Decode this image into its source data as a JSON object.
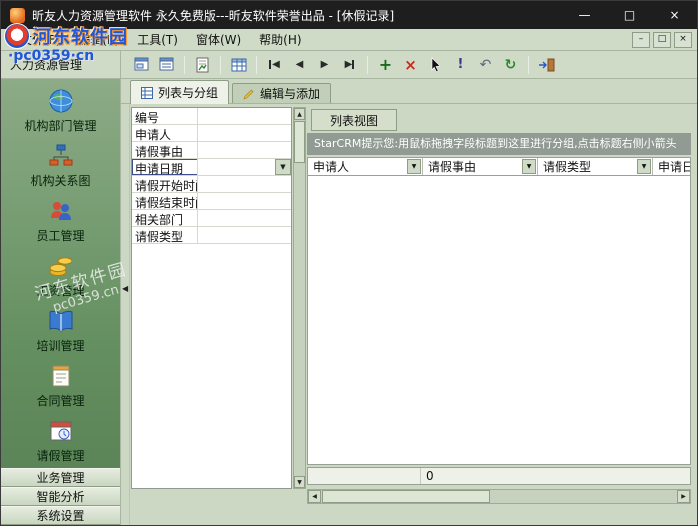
{
  "window": {
    "title": "昕友人力资源管理软件 永久免费版---昕友软件荣誉出品 - [休假记录]",
    "minimize": "—",
    "maximize": "□",
    "close": "×"
  },
  "menu": {
    "items": [
      {
        "label": "文件(F)"
      },
      {
        "label": "编辑(E)"
      },
      {
        "label": "工具(T)"
      },
      {
        "label": "窗体(W)"
      },
      {
        "label": "帮助(H)"
      }
    ],
    "mdi": {
      "minimize": "–",
      "restore": "□",
      "close": "×"
    }
  },
  "glyphs": {
    "up": "▲",
    "down": "▼",
    "left": "◀",
    "right": "▶",
    "plus": "+",
    "cross": "×",
    "excl": "!",
    "undo": "↶",
    "refresh": "↻",
    "dropdown": "▼",
    "collapse_left": "◀"
  },
  "toolbar": {
    "icons": [
      "form-layout-icon",
      "card-layout-icon",
      "report-export-icon",
      "table-grid-icon",
      "first-record-icon",
      "prev-record-icon",
      "next-record-icon",
      "last-record-icon",
      "add-record-icon",
      "delete-record-icon",
      "select-cursor-icon",
      "validate-icon",
      "undo-icon",
      "refresh-icon",
      "exit-icon"
    ]
  },
  "sidebar": {
    "header": "人力资源管理",
    "items": [
      {
        "label": "机构部门管理",
        "icon": "globe-icon"
      },
      {
        "label": "机构关系图",
        "icon": "org-chart-icon"
      },
      {
        "label": "员工管理",
        "icon": "employees-icon"
      },
      {
        "label": "工资管理",
        "icon": "salary-icon"
      },
      {
        "label": "培训管理",
        "icon": "training-icon"
      },
      {
        "label": "合同管理",
        "icon": "contract-icon"
      },
      {
        "label": "请假管理",
        "icon": "leave-icon"
      }
    ],
    "bottom": [
      {
        "label": "业务管理"
      },
      {
        "label": "智能分析"
      },
      {
        "label": "系统设置"
      }
    ]
  },
  "tabs": {
    "items": [
      {
        "label": "列表与分组",
        "active": true
      },
      {
        "label": "编辑与添加",
        "active": false
      }
    ]
  },
  "form": {
    "rows": [
      {
        "label": "编号",
        "value": ""
      },
      {
        "label": "申请人",
        "value": ""
      },
      {
        "label": "请假事由",
        "value": ""
      },
      {
        "label": "申请日期",
        "value": "",
        "selected": true
      },
      {
        "label": "请假开始时间",
        "value": ""
      },
      {
        "label": "请假结束时间",
        "value": ""
      },
      {
        "label": "相关部门",
        "value": ""
      },
      {
        "label": "请假类型",
        "value": ""
      }
    ]
  },
  "list": {
    "tab_label": "列表视图",
    "hint": "StarCRM提示您:用鼠标拖拽字段标题到这里进行分组,点击标题右侧小箭头",
    "columns": [
      {
        "label": "申请人"
      },
      {
        "label": "请假事由"
      },
      {
        "label": "请假类型"
      },
      {
        "label": "申请日期"
      }
    ],
    "count": "0"
  },
  "watermark": {
    "site": "河东软件园",
    "url": "·pc0359·cn",
    "diag_line1": "河东软件园",
    "diag_line2": "pc0359.cn"
  },
  "colors": {
    "titlebar": "#1e1e1e",
    "olive": "#cfdbc7",
    "sidebar_top": "#8cab86",
    "sidebar_bottom": "#577f54",
    "hint_bg": "#919b93",
    "watermark_blue": "#2156d6"
  }
}
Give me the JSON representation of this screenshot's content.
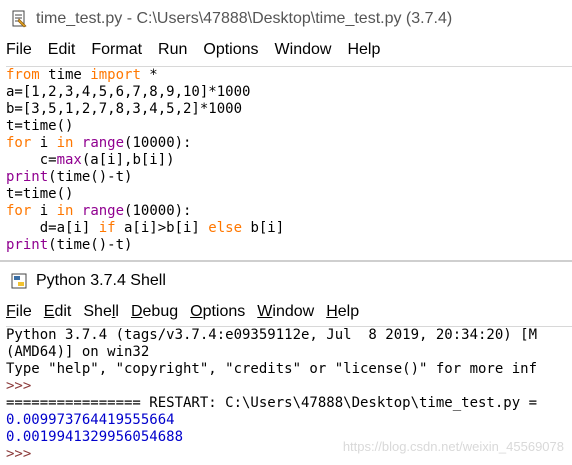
{
  "editor": {
    "title": "time_test.py - C:\\Users\\47888\\Desktop\\time_test.py (3.7.4)",
    "menu": [
      "File",
      "Edit",
      "Format",
      "Run",
      "Options",
      "Window",
      "Help"
    ],
    "code": [
      [
        {
          "t": "from",
          "c": "kw"
        },
        {
          "t": " time ",
          "c": ""
        },
        {
          "t": "import",
          "c": "kw"
        },
        {
          "t": " *",
          "c": ""
        }
      ],
      [
        {
          "t": "a=[1,2,3,4,5,6,7,8,9,10]*1000",
          "c": ""
        }
      ],
      [
        {
          "t": "b=[3,5,1,2,7,8,3,4,5,2]*1000",
          "c": ""
        }
      ],
      [
        {
          "t": "t=time()",
          "c": ""
        }
      ],
      [
        {
          "t": "for",
          "c": "kw"
        },
        {
          "t": " i ",
          "c": ""
        },
        {
          "t": "in",
          "c": "kw"
        },
        {
          "t": " ",
          "c": ""
        },
        {
          "t": "range",
          "c": "bi"
        },
        {
          "t": "(10000):",
          "c": ""
        }
      ],
      [
        {
          "t": "    c=",
          "c": ""
        },
        {
          "t": "max",
          "c": "bi"
        },
        {
          "t": "(a[i],b[i])",
          "c": ""
        }
      ],
      [
        {
          "t": "print",
          "c": "bi"
        },
        {
          "t": "(time()-t)",
          "c": ""
        }
      ],
      [
        {
          "t": "t=time()",
          "c": ""
        }
      ],
      [
        {
          "t": "for",
          "c": "kw"
        },
        {
          "t": " i ",
          "c": ""
        },
        {
          "t": "in",
          "c": "kw"
        },
        {
          "t": " ",
          "c": ""
        },
        {
          "t": "range",
          "c": "bi"
        },
        {
          "t": "(10000):",
          "c": ""
        }
      ],
      [
        {
          "t": "    d=a[i] ",
          "c": ""
        },
        {
          "t": "if",
          "c": "kw"
        },
        {
          "t": " a[i]>b[i] ",
          "c": ""
        },
        {
          "t": "else",
          "c": "kw"
        },
        {
          "t": " b[i]",
          "c": ""
        }
      ],
      [
        {
          "t": "print",
          "c": "bi"
        },
        {
          "t": "(time()-t)",
          "c": ""
        }
      ]
    ]
  },
  "shell": {
    "title": "Python 3.7.4 Shell",
    "menu": [
      {
        "label": "File",
        "mn": 0
      },
      {
        "label": "Edit",
        "mn": 0
      },
      {
        "label": "Shell",
        "mn": 3
      },
      {
        "label": "Debug",
        "mn": 0
      },
      {
        "label": "Options",
        "mn": 0
      },
      {
        "label": "Window",
        "mn": 0
      },
      {
        "label": "Help",
        "mn": 0
      }
    ],
    "lines": [
      {
        "t": "Python 3.7.4 (tags/v3.7.4:e09359112e, Jul  8 2019, 20:34:20) [M",
        "c": ""
      },
      {
        "t": "(AMD64)] on win32",
        "c": ""
      },
      {
        "t": "Type \"help\", \"copyright\", \"credits\" or \"license()\" for more inf",
        "c": ""
      },
      {
        "t": ">>> ",
        "c": "prompt"
      },
      {
        "t": "================ RESTART: C:\\Users\\47888\\Desktop\\time_test.py =",
        "c": ""
      },
      {
        "t": "0.009973764419555664",
        "c": "out"
      },
      {
        "t": "0.0019941329956054688",
        "c": "out"
      },
      {
        "t": ">>> ",
        "c": "prompt"
      }
    ]
  },
  "watermark": "https://blog.csdn.net/weixin_45569078",
  "colors": {
    "keyword": "#ff7700",
    "builtin": "#900090",
    "output": "#0000cc",
    "prompt": "#8b3a3a"
  },
  "icons": {
    "editor": "idle-editor-icon",
    "shell": "python-shell-icon"
  }
}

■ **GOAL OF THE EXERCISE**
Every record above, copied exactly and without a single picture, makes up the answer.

■ **ANSWER TO THIS EXERCISE**
Decode this image into its source data as a JSON object.
{
  "window": {
    "title": "昕友人力资源管理软件 永久免费版---昕友软件荣誉出品 - [休假记录]",
    "minimize": "—",
    "maximize": "□",
    "close": "×"
  },
  "menu": {
    "items": [
      {
        "label": "文件(F)"
      },
      {
        "label": "编辑(E)"
      },
      {
        "label": "工具(T)"
      },
      {
        "label": "窗体(W)"
      },
      {
        "label": "帮助(H)"
      }
    ],
    "mdi": {
      "minimize": "–",
      "restore": "□",
      "close": "×"
    }
  },
  "glyphs": {
    "up": "▲",
    "down": "▼",
    "left": "◀",
    "right": "▶",
    "plus": "+",
    "cross": "×",
    "excl": "!",
    "undo": "↶",
    "refresh": "↻",
    "dropdown": "▼",
    "collapse_left": "◀"
  },
  "toolbar": {
    "icons": [
      "form-layout-icon",
      "card-layout-icon",
      "report-export-icon",
      "table-grid-icon",
      "first-record-icon",
      "prev-record-icon",
      "next-record-icon",
      "last-record-icon",
      "add-record-icon",
      "delete-record-icon",
      "select-cursor-icon",
      "validate-icon",
      "undo-icon",
      "refresh-icon",
      "exit-icon"
    ]
  },
  "sidebar": {
    "header": "人力资源管理",
    "items": [
      {
        "label": "机构部门管理",
        "icon": "globe-icon"
      },
      {
        "label": "机构关系图",
        "icon": "org-chart-icon"
      },
      {
        "label": "员工管理",
        "icon": "employees-icon"
      },
      {
        "label": "工资管理",
        "icon": "salary-icon"
      },
      {
        "label": "培训管理",
        "icon": "training-icon"
      },
      {
        "label": "合同管理",
        "icon": "contract-icon"
      },
      {
        "label": "请假管理",
        "icon": "leave-icon"
      }
    ],
    "bottom": [
      {
        "label": "业务管理"
      },
      {
        "label": "智能分析"
      },
      {
        "label": "系统设置"
      }
    ]
  },
  "tabs": {
    "items": [
      {
        "label": "列表与分组",
        "active": true
      },
      {
        "label": "编辑与添加",
        "active": false
      }
    ]
  },
  "form": {
    "rows": [
      {
        "label": "编号",
        "value": ""
      },
      {
        "label": "申请人",
        "value": ""
      },
      {
        "label": "请假事由",
        "value": ""
      },
      {
        "label": "申请日期",
        "value": "",
        "selected": true
      },
      {
        "label": "请假开始时间",
        "value": ""
      },
      {
        "label": "请假结束时间",
        "value": ""
      },
      {
        "label": "相关部门",
        "value": ""
      },
      {
        "label": "请假类型",
        "value": ""
      }
    ]
  },
  "list": {
    "tab_label": "列表视图",
    "hint": "StarCRM提示您:用鼠标拖拽字段标题到这里进行分组,点击标题右侧小箭头",
    "columns": [
      {
        "label": "申请人"
      },
      {
        "label": "请假事由"
      },
      {
        "label": "请假类型"
      },
      {
        "label": "申请日期"
      }
    ],
    "count": "0"
  },
  "watermark": {
    "site": "河东软件园",
    "url": "·pc0359·cn",
    "diag_line1": "河东软件园",
    "diag_line2": "pc0359.cn"
  },
  "colors": {
    "titlebar": "#1e1e1e",
    "olive": "#cfdbc7",
    "sidebar_top": "#8cab86",
    "sidebar_bottom": "#577f54",
    "hint_bg": "#919b93",
    "watermark_blue": "#2156d6"
  }
}
Give me the JSON representation of this screenshot's content.
{
  "editor": {
    "title": "time_test.py - C:\\Users\\47888\\Desktop\\time_test.py (3.7.4)",
    "menu": [
      "File",
      "Edit",
      "Format",
      "Run",
      "Options",
      "Window",
      "Help"
    ],
    "code": [
      [
        {
          "t": "from",
          "c": "kw"
        },
        {
          "t": " time ",
          "c": ""
        },
        {
          "t": "import",
          "c": "kw"
        },
        {
          "t": " *",
          "c": ""
        }
      ],
      [
        {
          "t": "a=[1,2,3,4,5,6,7,8,9,10]*1000",
          "c": ""
        }
      ],
      [
        {
          "t": "b=[3,5,1,2,7,8,3,4,5,2]*1000",
          "c": ""
        }
      ],
      [
        {
          "t": "t=time()",
          "c": ""
        }
      ],
      [
        {
          "t": "for",
          "c": "kw"
        },
        {
          "t": " i ",
          "c": ""
        },
        {
          "t": "in",
          "c": "kw"
        },
        {
          "t": " ",
          "c": ""
        },
        {
          "t": "range",
          "c": "bi"
        },
        {
          "t": "(10000):",
          "c": ""
        }
      ],
      [
        {
          "t": "    c=",
          "c": ""
        },
        {
          "t": "max",
          "c": "bi"
        },
        {
          "t": "(a[i],b[i])",
          "c": ""
        }
      ],
      [
        {
          "t": "print",
          "c": "bi"
        },
        {
          "t": "(time()-t)",
          "c": ""
        }
      ],
      [
        {
          "t": "t=time()",
          "c": ""
        }
      ],
      [
        {
          "t": "for",
          "c": "kw"
        },
        {
          "t": " i ",
          "c": ""
        },
        {
          "t": "in",
          "c": "kw"
        },
        {
          "t": " ",
          "c": ""
        },
        {
          "t": "range",
          "c": "bi"
        },
        {
          "t": "(10000):",
          "c": ""
        }
      ],
      [
        {
          "t": "    d=a[i] ",
          "c": ""
        },
        {
          "t": "if",
          "c": "kw"
        },
        {
          "t": " a[i]>b[i] ",
          "c": ""
        },
        {
          "t": "else",
          "c": "kw"
        },
        {
          "t": " b[i]",
          "c": ""
        }
      ],
      [
        {
          "t": "print",
          "c": "bi"
        },
        {
          "t": "(time()-t)",
          "c": ""
        }
      ]
    ]
  },
  "shell": {
    "title": "Python 3.7.4 Shell",
    "menu": [
      {
        "label": "File",
        "mn": 0
      },
      {
        "label": "Edit",
        "mn": 0
      },
      {
        "label": "Shell",
        "mn": 3
      },
      {
        "label": "Debug",
        "mn": 0
      },
      {
        "label": "Options",
        "mn": 0
      },
      {
        "label": "Window",
        "mn": 0
      },
      {
        "label": "Help",
        "mn": 0
      }
    ],
    "lines": [
      {
        "t": "Python 3.7.4 (tags/v3.7.4:e09359112e, Jul  8 2019, 20:34:20) [M",
        "c": ""
      },
      {
        "t": "(AMD64)] on win32",
        "c": ""
      },
      {
        "t": "Type \"help\", \"copyright\", \"credits\" or \"license()\" for more inf",
        "c": ""
      },
      {
        "t": ">>> ",
        "c": "prompt"
      },
      {
        "t": "================ RESTART: C:\\Users\\47888\\Desktop\\time_test.py =",
        "c": ""
      },
      {
        "t": "0.009973764419555664",
        "c": "out"
      },
      {
        "t": "0.0019941329956054688",
        "c": "out"
      },
      {
        "t": ">>> ",
        "c": "prompt"
      }
    ]
  },
  "watermark": "https://blog.csdn.net/weixin_45569078",
  "colors": {
    "keyword": "#ff7700",
    "builtin": "#900090",
    "output": "#0000cc",
    "prompt": "#8b3a3a"
  },
  "icons": {
    "editor": "idle-editor-icon",
    "shell": "python-shell-icon"
  }
}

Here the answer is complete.